Luckily, the payoff makes it all worthwhile. This is a vast game, with enough content to fill two single-player RPGs even if you only count the Empire and Republic tales and don’t cover the individual classes. The game has a solid PvP element – though not one we’ve had much time to explore – and even simplified space-combat as you move on. Even after many hours of play we have yet to do more than scratch the surface of the crafting systems, crews and crew management and the skills tree. Given the wealth of content on offer, the £8.99 monthly subscription doesn’t seem ludicrously high, even in an age of Free 2 Play.
That doesn’t mean Bioware’s work is done. There are still areas that lack any serious interest and also too many sections of endless plodding back towards a quest-giver while eliminating foes you dispatched half-an-hour ago. There are some fast travel options, but these are either too limited or possessed of their own weird kind of tedium. It also must be said that The Old Republic’s worlds don’t quite have that sense of exploration and discovery that characterised vintage WoW or even the best chunks of Guild Wars. From what we’ve seen the galaxy has pockets of brilliance, but not the coherence and depth in detail of Blizzard’s Azetoth.

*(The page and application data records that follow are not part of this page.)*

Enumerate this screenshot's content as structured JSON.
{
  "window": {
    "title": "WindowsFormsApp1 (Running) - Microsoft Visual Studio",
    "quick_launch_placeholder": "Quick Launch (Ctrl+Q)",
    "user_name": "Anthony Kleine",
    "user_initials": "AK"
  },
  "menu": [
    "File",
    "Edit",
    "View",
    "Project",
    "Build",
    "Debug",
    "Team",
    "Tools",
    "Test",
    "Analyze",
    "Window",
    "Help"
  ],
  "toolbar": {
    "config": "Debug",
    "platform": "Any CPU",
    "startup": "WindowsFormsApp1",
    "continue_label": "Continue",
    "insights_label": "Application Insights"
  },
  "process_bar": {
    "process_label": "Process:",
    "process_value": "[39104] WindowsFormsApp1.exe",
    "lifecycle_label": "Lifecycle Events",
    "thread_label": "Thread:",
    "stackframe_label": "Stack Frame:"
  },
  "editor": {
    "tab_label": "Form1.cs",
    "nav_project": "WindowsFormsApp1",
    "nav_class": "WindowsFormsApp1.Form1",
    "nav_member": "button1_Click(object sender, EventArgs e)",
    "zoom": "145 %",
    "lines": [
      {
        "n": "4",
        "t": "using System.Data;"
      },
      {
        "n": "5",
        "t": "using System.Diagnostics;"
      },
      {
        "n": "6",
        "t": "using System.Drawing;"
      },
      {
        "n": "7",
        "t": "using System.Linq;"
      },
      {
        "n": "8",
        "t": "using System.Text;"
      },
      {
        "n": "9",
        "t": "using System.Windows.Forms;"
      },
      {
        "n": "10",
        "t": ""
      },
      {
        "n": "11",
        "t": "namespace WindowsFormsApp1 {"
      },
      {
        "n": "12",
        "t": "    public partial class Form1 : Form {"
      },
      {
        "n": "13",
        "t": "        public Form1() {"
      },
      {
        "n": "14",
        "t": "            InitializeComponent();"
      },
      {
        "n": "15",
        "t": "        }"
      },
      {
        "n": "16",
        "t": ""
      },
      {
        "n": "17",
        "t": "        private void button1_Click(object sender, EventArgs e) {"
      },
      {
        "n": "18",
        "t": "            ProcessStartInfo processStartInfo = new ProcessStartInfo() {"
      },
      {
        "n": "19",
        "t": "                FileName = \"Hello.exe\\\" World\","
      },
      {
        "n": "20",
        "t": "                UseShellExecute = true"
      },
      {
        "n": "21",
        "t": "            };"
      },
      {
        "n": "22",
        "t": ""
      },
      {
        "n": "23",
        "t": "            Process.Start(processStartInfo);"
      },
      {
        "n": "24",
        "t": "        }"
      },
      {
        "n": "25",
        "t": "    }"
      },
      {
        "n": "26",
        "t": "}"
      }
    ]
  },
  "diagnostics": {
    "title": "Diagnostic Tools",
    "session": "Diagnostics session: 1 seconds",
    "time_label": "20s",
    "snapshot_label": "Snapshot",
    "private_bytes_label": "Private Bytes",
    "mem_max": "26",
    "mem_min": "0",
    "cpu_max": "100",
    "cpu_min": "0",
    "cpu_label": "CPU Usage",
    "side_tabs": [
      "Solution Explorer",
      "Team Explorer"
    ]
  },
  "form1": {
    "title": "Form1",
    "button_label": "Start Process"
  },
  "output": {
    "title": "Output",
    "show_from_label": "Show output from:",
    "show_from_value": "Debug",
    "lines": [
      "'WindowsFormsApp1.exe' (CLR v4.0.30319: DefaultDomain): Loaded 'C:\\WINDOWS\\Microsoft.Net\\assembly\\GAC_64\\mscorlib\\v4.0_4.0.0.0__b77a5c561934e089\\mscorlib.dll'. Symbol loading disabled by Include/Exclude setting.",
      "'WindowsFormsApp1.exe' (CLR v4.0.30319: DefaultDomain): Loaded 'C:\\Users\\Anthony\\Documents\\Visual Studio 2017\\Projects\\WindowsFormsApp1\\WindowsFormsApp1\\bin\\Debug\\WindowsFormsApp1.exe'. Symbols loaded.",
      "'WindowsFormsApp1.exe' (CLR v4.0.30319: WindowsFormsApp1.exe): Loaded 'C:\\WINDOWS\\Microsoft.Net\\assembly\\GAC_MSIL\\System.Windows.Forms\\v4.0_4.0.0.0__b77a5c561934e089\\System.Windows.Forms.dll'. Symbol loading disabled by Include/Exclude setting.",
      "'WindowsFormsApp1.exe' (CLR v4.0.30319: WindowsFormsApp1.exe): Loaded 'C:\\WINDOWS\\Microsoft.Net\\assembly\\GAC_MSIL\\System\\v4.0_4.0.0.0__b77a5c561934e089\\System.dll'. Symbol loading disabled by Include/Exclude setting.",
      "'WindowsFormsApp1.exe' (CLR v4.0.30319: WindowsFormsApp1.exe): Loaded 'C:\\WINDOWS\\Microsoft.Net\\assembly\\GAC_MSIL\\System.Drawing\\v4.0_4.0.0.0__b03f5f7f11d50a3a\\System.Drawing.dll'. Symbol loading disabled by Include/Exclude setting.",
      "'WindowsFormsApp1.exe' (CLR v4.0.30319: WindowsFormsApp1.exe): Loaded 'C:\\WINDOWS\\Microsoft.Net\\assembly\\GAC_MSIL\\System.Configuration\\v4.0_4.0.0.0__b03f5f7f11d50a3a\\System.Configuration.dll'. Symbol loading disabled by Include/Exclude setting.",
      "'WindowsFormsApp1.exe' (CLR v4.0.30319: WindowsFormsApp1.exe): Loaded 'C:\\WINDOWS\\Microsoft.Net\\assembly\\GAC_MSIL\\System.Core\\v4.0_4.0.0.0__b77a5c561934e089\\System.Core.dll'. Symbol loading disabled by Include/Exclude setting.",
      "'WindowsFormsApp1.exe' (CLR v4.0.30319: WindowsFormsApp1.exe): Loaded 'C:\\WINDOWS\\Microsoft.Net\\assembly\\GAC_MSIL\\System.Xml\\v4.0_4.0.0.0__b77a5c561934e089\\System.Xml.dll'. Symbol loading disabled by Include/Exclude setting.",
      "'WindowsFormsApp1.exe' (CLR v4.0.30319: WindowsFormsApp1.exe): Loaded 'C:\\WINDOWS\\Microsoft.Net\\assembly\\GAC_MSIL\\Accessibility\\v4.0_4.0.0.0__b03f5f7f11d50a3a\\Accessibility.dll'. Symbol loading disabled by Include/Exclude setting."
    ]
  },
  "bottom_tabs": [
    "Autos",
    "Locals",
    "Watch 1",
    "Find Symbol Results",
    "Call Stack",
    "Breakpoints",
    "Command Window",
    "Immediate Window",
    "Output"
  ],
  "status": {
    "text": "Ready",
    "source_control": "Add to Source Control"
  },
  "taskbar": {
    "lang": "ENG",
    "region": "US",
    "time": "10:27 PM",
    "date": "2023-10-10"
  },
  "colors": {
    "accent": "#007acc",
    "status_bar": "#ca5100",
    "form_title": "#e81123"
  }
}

Still, for any complaints let's not lose sight of what's really important: this is an impressive start to a new MMO and as compulsive an example of the genre as we’ve yet encountered. Only time will tell how the game will pan out and how rewarding later content will be. After all, it’s the support that Blizzard has given WoW since its inception that has kept it running so strong for so long. For the moment, what we have is a Star Wars MMO that might do little to revolutionise the genre, but that has plenty to please fans of Star Wars, Bioware and WoW. For most of us, that’s more than enough.
The Old Republic is not the MMO to sign up for if you’re looking for revolutionary gameplay or a new approach to the genre. There are still irritations and sections that drag, and at times group play feels like a secondary priority. Yet it’s hard to ignore the appeal of the Star Wars atmosphere, high production values and Bioware’s storytelling expertise, and the gameplay is as rich and compulsive as any MMO out there. Of all World of Warcraft’s would-be rivals, the force is strongest in this one.